Wonder Woman doesn't have to live in a world of Greek mythology, but she is mythology personified. Heinberg and the Dodsons give her grace, dignity, and stature. She isn't an outsider in any of her worlds: She's a bridge.

The artwork is... gorgeous. Breathtaking. I wish I could get a high-res scan of the double-page splash, without word balloons, to use as my computer desktop.

Thursday, June 08, 2006

Bat-Girl Has No Idea

Oh, yes, Kathy. Batman is absolutely the right person to convince Betty Kane not to spend her evenings in a bat-suit. His persuasive reasoning worked so well with that underage tagalong in a bright yellow cape, the extradimensional imp in baggy shorts, and, well, not to put too fine a point on it, you.

(From Batman #139.)

The Super-Teacher from Krypton

Jor-El must have built it, it's got his color scheme

Or, as Robby Reed, creator of Dial B for BLOG, calls it, the Super-Teacher A-hole.

The "adjective-noun-noun" structure sounds like manga gone wrong. If this thing were called "Krypton Genesis Herodotron" it would probably have had its own comic. Would probably still have it.
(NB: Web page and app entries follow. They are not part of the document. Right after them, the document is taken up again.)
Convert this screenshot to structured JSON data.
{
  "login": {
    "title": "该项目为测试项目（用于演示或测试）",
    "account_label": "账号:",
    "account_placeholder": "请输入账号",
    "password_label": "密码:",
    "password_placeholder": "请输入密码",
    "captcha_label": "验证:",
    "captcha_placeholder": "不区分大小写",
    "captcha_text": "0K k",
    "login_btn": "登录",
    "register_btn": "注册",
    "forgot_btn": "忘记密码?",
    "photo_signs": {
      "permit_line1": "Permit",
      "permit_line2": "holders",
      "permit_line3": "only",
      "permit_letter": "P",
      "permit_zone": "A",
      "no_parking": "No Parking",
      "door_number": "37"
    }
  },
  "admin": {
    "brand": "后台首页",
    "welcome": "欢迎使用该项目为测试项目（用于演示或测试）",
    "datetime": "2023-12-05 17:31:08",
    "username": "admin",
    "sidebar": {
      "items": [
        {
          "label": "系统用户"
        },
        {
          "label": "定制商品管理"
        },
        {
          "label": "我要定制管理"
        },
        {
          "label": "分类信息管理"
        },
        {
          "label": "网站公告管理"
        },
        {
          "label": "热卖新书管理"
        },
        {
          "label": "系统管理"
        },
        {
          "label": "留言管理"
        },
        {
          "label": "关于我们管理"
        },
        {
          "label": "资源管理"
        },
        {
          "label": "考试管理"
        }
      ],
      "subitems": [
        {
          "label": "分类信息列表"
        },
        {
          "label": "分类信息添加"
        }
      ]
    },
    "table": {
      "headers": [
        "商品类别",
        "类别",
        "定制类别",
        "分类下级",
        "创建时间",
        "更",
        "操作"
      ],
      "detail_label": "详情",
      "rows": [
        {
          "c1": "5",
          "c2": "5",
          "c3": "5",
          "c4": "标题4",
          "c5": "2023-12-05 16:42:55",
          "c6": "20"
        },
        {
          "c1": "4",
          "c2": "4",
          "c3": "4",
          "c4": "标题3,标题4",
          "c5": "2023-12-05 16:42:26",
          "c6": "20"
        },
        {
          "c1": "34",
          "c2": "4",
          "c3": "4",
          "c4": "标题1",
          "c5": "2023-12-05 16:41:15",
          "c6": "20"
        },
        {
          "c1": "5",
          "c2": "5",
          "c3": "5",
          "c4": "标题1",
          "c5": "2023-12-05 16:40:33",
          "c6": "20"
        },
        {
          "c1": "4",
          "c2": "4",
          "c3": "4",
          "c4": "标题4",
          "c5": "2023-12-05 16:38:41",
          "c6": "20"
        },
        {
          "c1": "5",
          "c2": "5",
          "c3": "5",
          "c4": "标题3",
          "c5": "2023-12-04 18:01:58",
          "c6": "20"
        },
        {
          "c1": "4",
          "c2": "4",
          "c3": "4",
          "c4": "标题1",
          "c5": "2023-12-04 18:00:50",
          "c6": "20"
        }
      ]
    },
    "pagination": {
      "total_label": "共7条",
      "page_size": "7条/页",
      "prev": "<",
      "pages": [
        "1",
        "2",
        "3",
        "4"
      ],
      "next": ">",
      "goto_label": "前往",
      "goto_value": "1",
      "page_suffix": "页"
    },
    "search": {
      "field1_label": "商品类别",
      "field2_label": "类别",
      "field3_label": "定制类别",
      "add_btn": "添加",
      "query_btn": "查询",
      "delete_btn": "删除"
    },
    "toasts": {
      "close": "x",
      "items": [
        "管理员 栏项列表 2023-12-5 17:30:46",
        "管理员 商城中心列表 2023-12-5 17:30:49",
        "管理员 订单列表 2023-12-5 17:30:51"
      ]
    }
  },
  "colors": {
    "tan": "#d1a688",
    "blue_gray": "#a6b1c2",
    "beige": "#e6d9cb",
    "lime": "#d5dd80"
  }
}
I mean, is that one ugly robot or what? I guess Jor-El can be forgiven for creating the Edsel of DC robotics, given that he took the time to build it at all in the face of planetary armageddon. And he thoughtfully programmed it to teach the use of super-powers. Apparently, on a planet as advanced as Krypton, it isn't enough for those who "can't do" to teach: They build robots to enhance skills that nobody on the planet has, or can possibly acquire without leaving the planet. Interesting use of resources, given that they didn't have space travel.

You know, it's just possible that they made fun of Jor-El for reasons other than the planet-blowing-up thing.

This story typifies a popular theme in Superboy (and Superman) stories which we may call WWJD (What Would Jor-El Do?). In such stories, we discover that Jor-El apparently had sufficient time between bouts of being humiliated by the Science Council to anticipate every aspect of his son's life on Earth and leave messages for him--mostly encouraging, though not exclusively so. See also The Day Superman Became the Flash, in which it's revealed that Jor-El fastened a video tape to the outside (!) of Kal-El's rocket explaining "Why Earth?".

There's also a healthy dollop of LJSC (Let's Jerk Superboy's Chain), as Superboy's shaky adolescent self-confidence is undermined and his fear that he just isn't smart enough to manage his powers effectively is exploited for cheap entertainment. They returned to this well a year later with the introduction of the Legion of Super-Heroes, who (like Super-A-hole) arranged for Superboy to fail at tests, so they could call him "loser!" just to see how he'd react.

Read the original Super-Teacher and Legion stories.

EDIT: Super-Teacher returns, with appalling implications. Read Robby's summary, and the original story.

Tuesday, June 06, 2006

Five (plus one) reasons to love Space Cabbie

Space Cabbie's on the cover, but they don't mention it!
So, Devon at Seven Hells says:
Will someone please, please, please explain to me the appeal of Space Cabbie?
Sure. In fact, I'll give you Five (plus one) reasons to love Space Cabbie:

Otto Binder.
Gardner Fox.
Gil Kane.
Bernard Sachs.

Like the Phantom Stranger, he doesn't have a real name. How cool is that? I see 'em hanging out together over coffee and Krispy Kremes between Crises. "Cabbie! Stranger! The doughnuts are hot now!"

In a world of Civil Wars and Kingdoms Come and gods who walk the earth, a "mere" human being can command his own destiny.

How can you not love him?

There's even fanfic about him. I'll bet if he teamed up with Vibe you'd appreciate him.